# PROBLEM DETAILS
Skip the pictures and give back the rest of the listing exactly.

# RAW DATA
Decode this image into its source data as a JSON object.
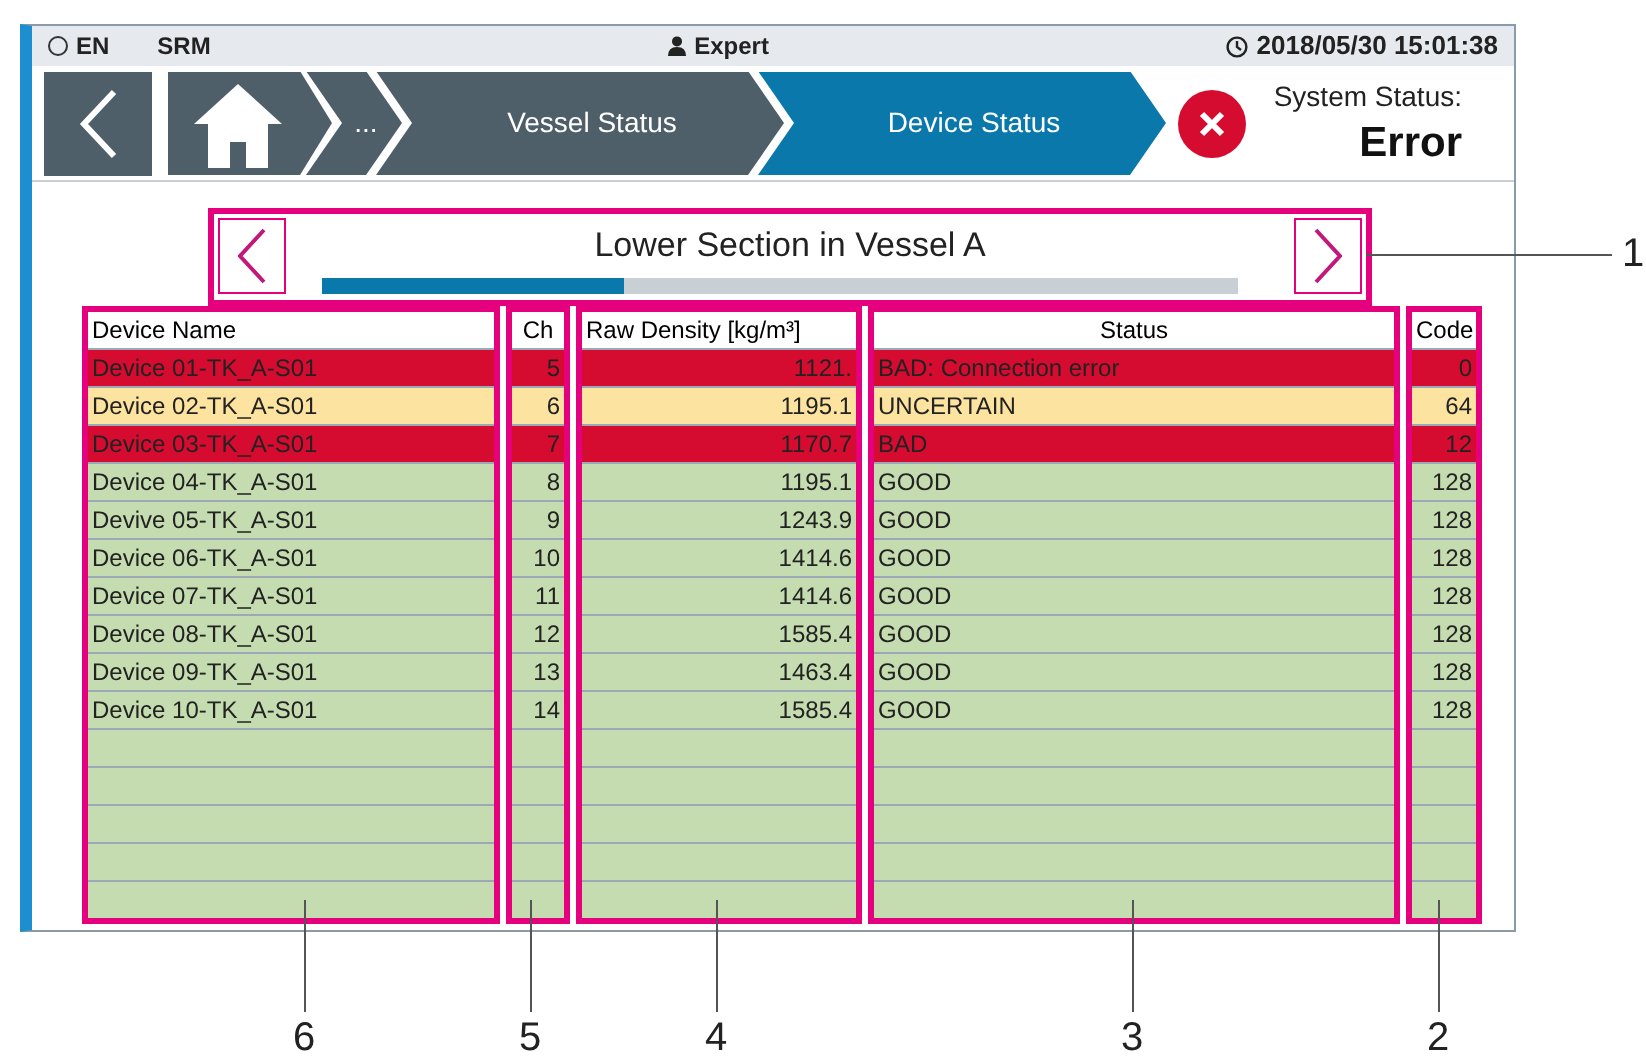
{
  "status_bar": {
    "language": "EN",
    "app": "SRM",
    "user": "Expert",
    "datetime": "2018/05/30 15:01:38"
  },
  "breadcrumbs": [
    {
      "label": "...",
      "selected": false
    },
    {
      "label": "Vessel Status",
      "selected": false
    },
    {
      "label": "Device Status",
      "selected": true
    }
  ],
  "system_status": {
    "label": "System Status:",
    "value": "Error",
    "kind": "error"
  },
  "navigator": {
    "title": "Lower Section in Vessel A",
    "level": 0.33
  },
  "table": {
    "columns": [
      "Device Name",
      "Ch",
      "Raw Density [kg/m³]",
      "Status",
      "Code"
    ],
    "rows": [
      {
        "kind": "bad",
        "cells": [
          "Device 01-TK_A-S01",
          "5",
          "1121.",
          "BAD: Connection error",
          "0"
        ]
      },
      {
        "kind": "uncertain",
        "cells": [
          "Device 02-TK_A-S01",
          "6",
          "1195.1",
          "UNCERTAIN",
          "64"
        ]
      },
      {
        "kind": "bad",
        "cells": [
          "Device 03-TK_A-S01",
          "7",
          "1170.7",
          "BAD",
          "12"
        ]
      },
      {
        "kind": "good",
        "cells": [
          "Device 04-TK_A-S01",
          "8",
          "1195.1",
          "GOOD",
          "128"
        ]
      },
      {
        "kind": "good",
        "cells": [
          "Devive 05-TK_A-S01",
          "9",
          "1243.9",
          "GOOD",
          "128"
        ]
      },
      {
        "kind": "good",
        "cells": [
          "Device 06-TK_A-S01",
          "10",
          "1414.6",
          "GOOD",
          "128"
        ]
      },
      {
        "kind": "good",
        "cells": [
          "Device 07-TK_A-S01",
          "11",
          "1414.6",
          "GOOD",
          "128"
        ]
      },
      {
        "kind": "good",
        "cells": [
          "Device 08-TK_A-S01",
          "12",
          "1585.4",
          "GOOD",
          "128"
        ]
      },
      {
        "kind": "good",
        "cells": [
          "Device 09-TK_A-S01",
          "13",
          "1463.4",
          "GOOD",
          "128"
        ]
      },
      {
        "kind": "good",
        "cells": [
          "Device 10-TK_A-S01",
          "14",
          "1585.4",
          "GOOD",
          "128"
        ]
      }
    ]
  },
  "callouts": [
    "1",
    "6",
    "5",
    "4",
    "3",
    "2"
  ]
}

# ANSWER SECTION
Decode this image into its source data as a JSON object.
{
  "status_bar": {
    "language": "EN",
    "app": "SRM",
    "user": "Expert",
    "datetime": "2018/05/30 15:01:38"
  },
  "breadcrumbs": [
    {
      "label": "...",
      "selected": false
    },
    {
      "label": "Vessel Status",
      "selected": false
    },
    {
      "label": "Device Status",
      "selected": true
    }
  ],
  "system_status": {
    "label": "System Status:",
    "value": "Error",
    "kind": "error"
  },
  "navigator": {
    "title": "Lower Section in Vessel A",
    "level": 0.33
  },
  "table": {
    "columns": [
      "Device Name",
      "Ch",
      "Raw Density [kg/m³]",
      "Status",
      "Code"
    ],
    "rows": [
      {
        "kind": "bad",
        "cells": [
          "Device 01-TK_A-S01",
          "5",
          "1121.",
          "BAD: Connection error",
          "0"
        ]
      },
      {
        "kind": "uncertain",
        "cells": [
          "Device 02-TK_A-S01",
          "6",
          "1195.1",
          "UNCERTAIN",
          "64"
        ]
      },
      {
        "kind": "bad",
        "cells": [
          "Device 03-TK_A-S01",
          "7",
          "1170.7",
          "BAD",
          "12"
        ]
      },
      {
        "kind": "good",
        "cells": [
          "Device 04-TK_A-S01",
          "8",
          "1195.1",
          "GOOD",
          "128"
        ]
      },
      {
        "kind": "good",
        "cells": [
          "Devive 05-TK_A-S01",
          "9",
          "1243.9",
          "GOOD",
          "128"
        ]
      },
      {
        "kind": "good",
        "cells": [
          "Device 06-TK_A-S01",
          "10",
          "1414.6",
          "GOOD",
          "128"
        ]
      },
      {
        "kind": "good",
        "cells": [
          "Device 07-TK_A-S01",
          "11",
          "1414.6",
          "GOOD",
          "128"
        ]
      },
      {
        "kind": "good",
        "cells": [
          "Device 08-TK_A-S01",
          "12",
          "1585.4",
          "GOOD",
          "128"
        ]
      },
      {
        "kind": "good",
        "cells": [
          "Device 09-TK_A-S01",
          "13",
          "1463.4",
          "GOOD",
          "128"
        ]
      },
      {
        "kind": "good",
        "cells": [
          "Device 10-TK_A-S01",
          "14",
          "1585.4",
          "GOOD",
          "128"
        ]
      }
    ]
  },
  "callouts": [
    "1",
    "6",
    "5",
    "4",
    "3",
    "2"
  ]
}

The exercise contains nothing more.